CONCLUSIONS

The current national commitment to reduce health disparities may be compromised without more research on measurement quality. Integrated, systematic efforts are needed to move this work forward, including collaborative efforts and special initiatives.

Authors+Show Affiliations

Center for Aging in Diverse Communities and Medical Effectiveness Research Center, University of California San Francisco, San Francisco, California 94143, USA. anitast@itsa.ucsf.eduNo affiliation info available

Pub Type(s)

Comparative Study
Journal Article
Research Support, U.S. Gov't, P.H.S.

Language

eng

PubMed ID

14583684

Citation
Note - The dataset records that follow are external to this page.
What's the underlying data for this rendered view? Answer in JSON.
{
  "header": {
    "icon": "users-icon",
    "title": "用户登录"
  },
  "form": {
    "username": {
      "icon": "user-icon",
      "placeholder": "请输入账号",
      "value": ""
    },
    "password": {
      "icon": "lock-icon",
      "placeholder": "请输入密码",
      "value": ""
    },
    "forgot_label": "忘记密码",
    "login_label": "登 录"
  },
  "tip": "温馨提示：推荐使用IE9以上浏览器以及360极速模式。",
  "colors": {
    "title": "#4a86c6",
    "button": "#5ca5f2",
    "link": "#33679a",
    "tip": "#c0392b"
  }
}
Stewart, Anita L., and Anna M. Nápoles-Springer. "Advancing Health Disparities Research: Can We Afford to Ignore Measurement Issues?" Medical Care, vol. 41, no. 11, 2003, pp. 1207-20.
Stewart AL, Nápoles-Springer AM. Advancing health disparities research: can we afford to ignore measurement issues? Med Care. 2003;41(11):1207-20.
Stewart, A. L., & Nápoles-Springer, A. M. (2003). Advancing health disparities research: can we afford to ignore measurement issues? Medical Care, 41(11), 1207-20.
Stewart AL, Nápoles-Springer AM. Advancing Health Disparities Research: Can We Afford to Ignore Measurement Issues. Med Care. 2003;41(11):1207-20. PubMed PMID: 14583684.
* Article titles in AMA citation format should be in sentence-case
TY - JOUR T1 - Advancing health disparities research: can we afford to ignore measurement issues? AU - Stewart,Anita L, AU - Nápoles-Springer,Anna M, PY - 2003/10/30/pubmed PY - 2003/12/3/medline PY - 2003/10/30/entrez SP - 1207 EP - 20 JF - Medical care JO - Med Care VL - 41 IS - 11 N2 - BACKGROUND: Research on racial and ethnic health disparities in the United States requires that self-report measures, developed primarily in mainstream samples, are appropriate when applied in diverse groups. To compare groups, mean scores must reflect true scores and have minimal bias, assumptions that have not been tested for many self-report measures used in this research. OBJECTIVE: To identify conceptual and psychometric issues that need to be addressed to assure the quality of self-report measures being used in health disparities research. METHODS: We present 2 broad conceptual frameworks for health disparities research and describe the main research questions and measurement issues for 4 key concepts hypothesized as potential mechanisms of health disparities: socioeconomic status, discrimination, acculturation, and quality of care. This article is based on a small conference convened by 6 Resource Centers for Minority Aging Research (RCMAR) measurement cores. We integrate written materials prepared for the conference by quantitative and qualitative measurement specialists and cross-cultural researchers, conference discussions, and current literature. RESULTS: Problems in the quality of the conceptualizations and measures were found for all 4 concepts, and little is known about the extent to which measures of these concepts can be interpreted similarly across diverse groups. Many problems also apply to other concepts relevant to health disparities. We propose an agenda for accomplishing this challenging measurement research. CONCLUSIONS: The current national commitment to reduce health disparities may be compromised without more research on measurement quality. Integrated, systematic efforts are needed to move this work forward, including collaborative efforts and special initiatives. SN - 0025-7079 UR - https://www.unboundmedicine.com/medline/citation/14583684/Advancing_health_disparities_research:_can_we_afford_to_ignore_measurement_issues L2 - https://doi.org/10.1097/01.MLR.0000093420.27745.48 DB - PRIME DP - Unbound Medicine ER -